This statement was made at the conclusion of direct talks between former foes following the chaotic withdrawal of U.S troops at August's end.
The U.S. did not immediately comment on the weekend meeting.
According to the Taliban, the Doha, Qatar talks "went well", with Washington allowing humanitarian aid to Afghanistan, after agreeing to not link this assistance with formal recognition of the Taliban.
The United States stated that the talks were not a preamble for recognition of the Taliban. They swept to power on Aug. 15, after the U.S.-allied government had collapsed.
Suhail Shaheen, a Taliban political spokesman, also stated to The Associated Press that the interim foreign minister of the movement assured the U.S. that they are committed to ensuring that Afghan soil is not used to launch attacks on other countries.
However, on Saturday, the Taliban disapproved of Washington's cooperation in containing the growing Islamic State group in Afghanistan.
IS, an enemy to the Taliban, claimed responsibility for several recent attacks, including Friday’s suicide bombing in which 46 Shiite Muslims were killed. Washington regards IS as the greatest terrorist threat from Afghanistan.
Shaheen stated, "We can tackle Daesh independent," when Shaheen was asked if the Taliban would cooperate with the U.S. in containing the Islamic State affiliate. He used Arabic for IS.
Bill Roggio is a senior fellow at Foundation for Defense of Democracies and tracks militant groups. He agreed that the Taliban don't need Washington's assistance to hunt down and destroy Afghanistan’s IS affiliate, the Islamic State of Khorasan Province or ISKP.

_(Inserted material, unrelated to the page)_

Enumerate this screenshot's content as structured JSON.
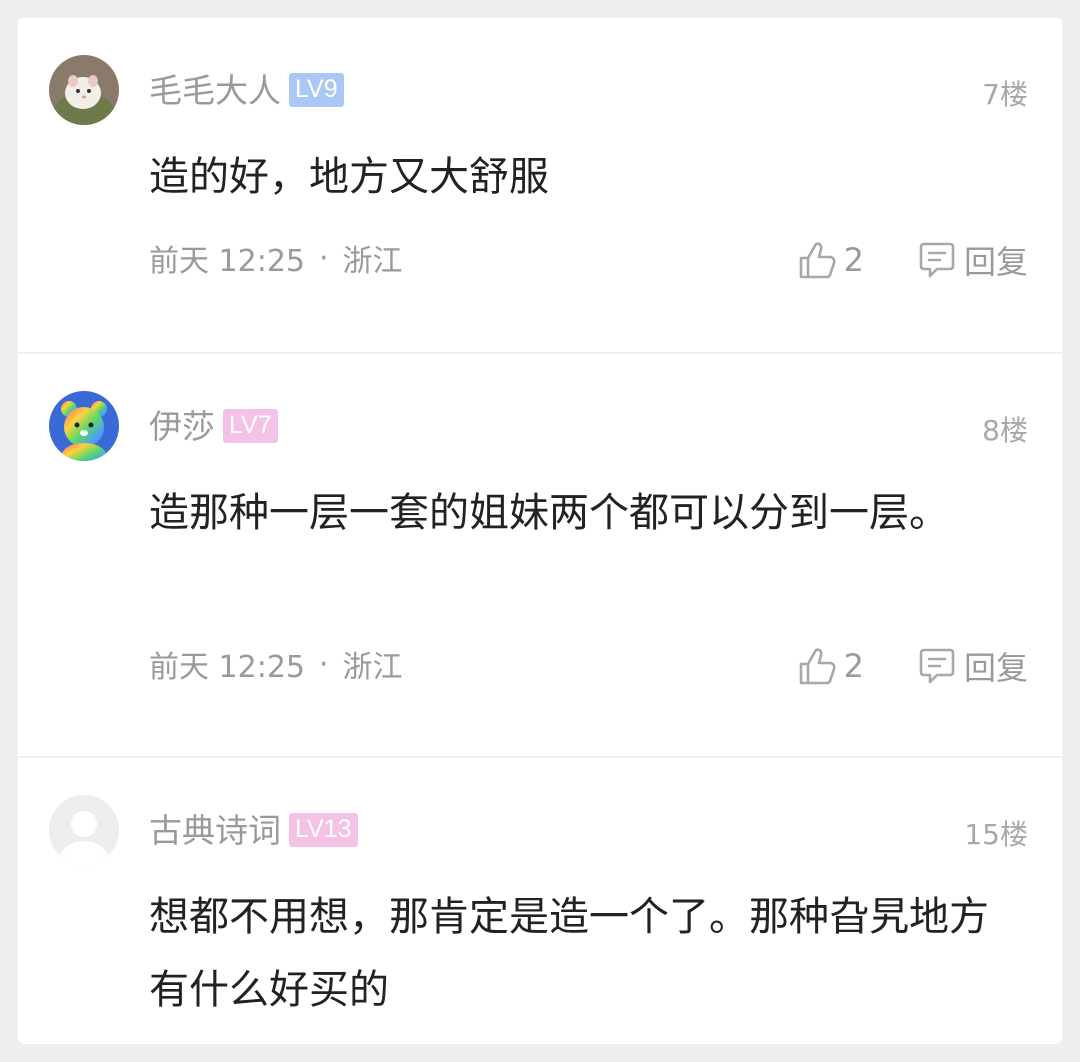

The Taliban "fought for 20 years to expel the U.S., and it doesn't need the U.S. return." Roggio, who produces the foundation's Long War Journal, said that it doesn't also need U.S. assistance. "The Taliban must take on the time-consuming and difficult task of eradicating ISKP cells and its limited infrastructure. It has all the tools and knowledge it needs.

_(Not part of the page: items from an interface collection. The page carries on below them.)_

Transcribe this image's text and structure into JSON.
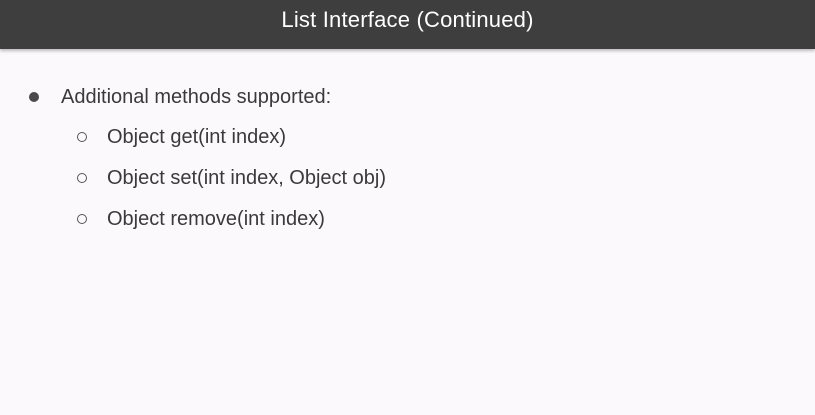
{
  "slide": {
    "title": "List Interface (Continued)",
    "bullets": [
      {
        "text": "Additional methods supported:",
        "subitems": [
          {
            "text": "Object get(int index)"
          },
          {
            "text": "Object set(int index, Object obj)"
          },
          {
            "text": "Object remove(int index)"
          }
        ]
      }
    ]
  },
  "colors": {
    "title_bar": "#3e3e3e",
    "title_text": "#ffffff",
    "background": "#fbf9fc",
    "body_text": "#3a3a3a"
  }
}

Roggio stated that the IS affiliate does not have the same advantage over the Taliban in their fight against the United States. Roggio warned, however, that the Taliban's support of al-Qaida makes them unreliable partners in counterterrorism with the United States.
Before the attacks on 9/11, the Taliban fled to al-Qaida. This led to the 2001 invasion by the United States of Afghanistan, which drove the Taliban from power.
Roggio stated that it was absurd for the U.S. think that the Taliban could be a reliable partner in counterterrorism, given their support for al Qaida.
The meeting was an opportunity for U.S. officials to pressure the Taliban to allow Americans to leave Afghanistan. The Taliban stated that they would facilitate principled movement of foreign nationals, but did not elaborate.